- The experimental Presentation: The second section of the general examination is the experimental project, which consists of a report and oral presentation on an experiment that the student has either performed or assisted others in performing at Princeton. First year students should plan to spend three to four months on their project and they should begin by May of their first year. If you plan to work on it full time it should take about six weeks. The length and format of the write-up is flexible, but typically comparable to a report in a letter-type journal. It is advisable that the level be aimed at physicsits who are not expert in the field. A written report is due to the advisor of your experimental project and the Graduate Administrator by the end of October of your second year. You will be given one grade for your write up by your advisor and one grade for your presentation from the Committee. Please plan your presentation to be no more than 15 minutes, since the main purpose is for the Committee to ask questions. The Committee will have received the written report prior to the oral presentation. Your presentation will be in front of a Committee of two professors that is put together by the Graduate Administrator. Questions about anything in your report are fair game as are reasonable questions about the equipment on which your report is based. You should be prepared to discuss the sources of systematic and statistical error as well. For example, if you did a report on the Sloan Digital Sky Survey you should know how the observations are made but not necessarily how the CCDs are placed in the focal plane. Remember, this is an experimental oral given by experimentalists!

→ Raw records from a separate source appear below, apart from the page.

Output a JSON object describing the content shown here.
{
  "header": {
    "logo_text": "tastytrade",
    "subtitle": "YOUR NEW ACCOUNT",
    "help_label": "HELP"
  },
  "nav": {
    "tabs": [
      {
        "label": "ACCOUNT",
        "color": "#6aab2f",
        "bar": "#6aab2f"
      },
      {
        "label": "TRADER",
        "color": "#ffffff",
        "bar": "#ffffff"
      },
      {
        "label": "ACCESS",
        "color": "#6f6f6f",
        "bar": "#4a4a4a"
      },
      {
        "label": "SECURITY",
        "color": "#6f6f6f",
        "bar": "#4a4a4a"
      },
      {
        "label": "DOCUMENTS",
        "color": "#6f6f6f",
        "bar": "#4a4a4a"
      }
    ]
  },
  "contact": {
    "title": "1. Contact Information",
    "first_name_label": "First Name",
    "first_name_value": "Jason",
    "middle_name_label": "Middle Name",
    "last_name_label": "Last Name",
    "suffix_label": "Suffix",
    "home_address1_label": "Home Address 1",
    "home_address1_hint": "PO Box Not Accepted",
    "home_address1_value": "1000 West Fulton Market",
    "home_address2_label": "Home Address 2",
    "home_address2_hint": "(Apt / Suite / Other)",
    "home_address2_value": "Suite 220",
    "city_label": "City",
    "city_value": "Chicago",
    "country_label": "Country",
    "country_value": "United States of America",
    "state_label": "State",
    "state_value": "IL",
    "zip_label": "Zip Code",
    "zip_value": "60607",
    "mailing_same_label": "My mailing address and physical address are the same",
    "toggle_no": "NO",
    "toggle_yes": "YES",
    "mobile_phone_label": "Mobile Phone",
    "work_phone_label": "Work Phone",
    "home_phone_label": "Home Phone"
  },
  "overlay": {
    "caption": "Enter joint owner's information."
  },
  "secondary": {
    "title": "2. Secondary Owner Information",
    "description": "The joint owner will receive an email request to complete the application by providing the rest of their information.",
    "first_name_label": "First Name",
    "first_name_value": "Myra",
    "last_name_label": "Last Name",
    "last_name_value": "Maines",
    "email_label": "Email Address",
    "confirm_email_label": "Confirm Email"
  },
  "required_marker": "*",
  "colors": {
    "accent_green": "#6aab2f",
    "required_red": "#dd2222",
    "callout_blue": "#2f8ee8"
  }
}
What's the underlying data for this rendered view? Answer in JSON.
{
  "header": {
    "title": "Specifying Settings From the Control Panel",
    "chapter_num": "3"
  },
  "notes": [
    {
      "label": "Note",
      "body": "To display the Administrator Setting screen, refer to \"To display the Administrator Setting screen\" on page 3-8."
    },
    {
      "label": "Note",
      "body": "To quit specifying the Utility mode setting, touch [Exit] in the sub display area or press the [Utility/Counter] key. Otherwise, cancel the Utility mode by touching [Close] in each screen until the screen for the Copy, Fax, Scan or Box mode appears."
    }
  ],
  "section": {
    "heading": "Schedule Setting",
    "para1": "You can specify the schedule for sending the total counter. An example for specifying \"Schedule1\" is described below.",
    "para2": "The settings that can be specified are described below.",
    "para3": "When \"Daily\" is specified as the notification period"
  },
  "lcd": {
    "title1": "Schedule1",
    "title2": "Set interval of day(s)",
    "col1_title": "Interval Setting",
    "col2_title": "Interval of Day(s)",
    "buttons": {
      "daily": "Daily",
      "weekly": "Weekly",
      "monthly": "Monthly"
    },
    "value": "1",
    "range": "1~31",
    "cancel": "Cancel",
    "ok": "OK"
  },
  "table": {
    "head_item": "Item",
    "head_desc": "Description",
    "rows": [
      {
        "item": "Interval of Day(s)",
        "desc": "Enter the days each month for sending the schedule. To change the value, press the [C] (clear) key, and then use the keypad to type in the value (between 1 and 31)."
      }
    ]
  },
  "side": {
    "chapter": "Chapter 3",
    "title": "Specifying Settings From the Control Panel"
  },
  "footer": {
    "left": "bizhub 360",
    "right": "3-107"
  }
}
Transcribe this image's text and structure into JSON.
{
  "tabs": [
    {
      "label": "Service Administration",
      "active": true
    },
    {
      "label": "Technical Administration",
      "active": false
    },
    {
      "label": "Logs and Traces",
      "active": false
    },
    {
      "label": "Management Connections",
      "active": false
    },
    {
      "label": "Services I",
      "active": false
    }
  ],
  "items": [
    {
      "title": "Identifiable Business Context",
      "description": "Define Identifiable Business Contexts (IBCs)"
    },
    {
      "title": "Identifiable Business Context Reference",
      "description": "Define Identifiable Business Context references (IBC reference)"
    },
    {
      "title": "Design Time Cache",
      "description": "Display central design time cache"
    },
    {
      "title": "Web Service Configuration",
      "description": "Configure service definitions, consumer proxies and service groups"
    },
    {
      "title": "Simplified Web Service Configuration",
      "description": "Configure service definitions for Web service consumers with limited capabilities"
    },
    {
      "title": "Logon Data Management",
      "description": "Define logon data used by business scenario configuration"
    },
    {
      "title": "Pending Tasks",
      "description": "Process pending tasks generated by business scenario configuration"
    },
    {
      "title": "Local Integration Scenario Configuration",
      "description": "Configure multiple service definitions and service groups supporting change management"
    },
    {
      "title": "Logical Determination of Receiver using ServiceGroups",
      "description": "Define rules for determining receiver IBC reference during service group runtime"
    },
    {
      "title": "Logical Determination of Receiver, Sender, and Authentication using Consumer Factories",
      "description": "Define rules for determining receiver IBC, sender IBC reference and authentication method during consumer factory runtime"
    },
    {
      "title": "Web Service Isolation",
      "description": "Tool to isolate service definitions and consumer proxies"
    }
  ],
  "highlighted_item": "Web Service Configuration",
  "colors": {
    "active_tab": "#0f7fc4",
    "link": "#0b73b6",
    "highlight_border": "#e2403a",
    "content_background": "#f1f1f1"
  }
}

- Advanced project/pre-thesis: This is a research project in the student's area of interest, to be done under the supervision of a faculty advisor. The final product is a written report and an oral defense in the presence of a pre-thesis committee. One should have a prepared write-up no more than ~20 pages and your talk should be absolutely no longer than 30 minutes. You will get frequent questions. In this oral especially, we are looking for a depth of understanding that is indicative of independent research. This is not about reporting science but about intellectual engagement. You should know far more than you are able to present and that should come across in the presentation. You will provide your advisor and the Graduate Administrator with a final draft of your presentation three days before you present. It is your responsibility to schedule and choose your Committee of three professors. Your advisor will be one of your committee members. For the other two, they can be in your field but one of the two should be outside your research view. For example, you can have three theorists but one theorist needs to be outside your research view. If your advisor is in another department then one of the committee members needs to be a faculty member from the physics department. Once you have a date and time, please contact the Graduate Administrator to reserve a room for you. The Committee will give one grade for your presentation. The deadline to complete your pre-thesis oral defense is before the start of winter break during your third year. There is wide agreement that these orals are fun: they give the faculty a chance to see what's happening in other fields. Come tell us what you've been thinking about!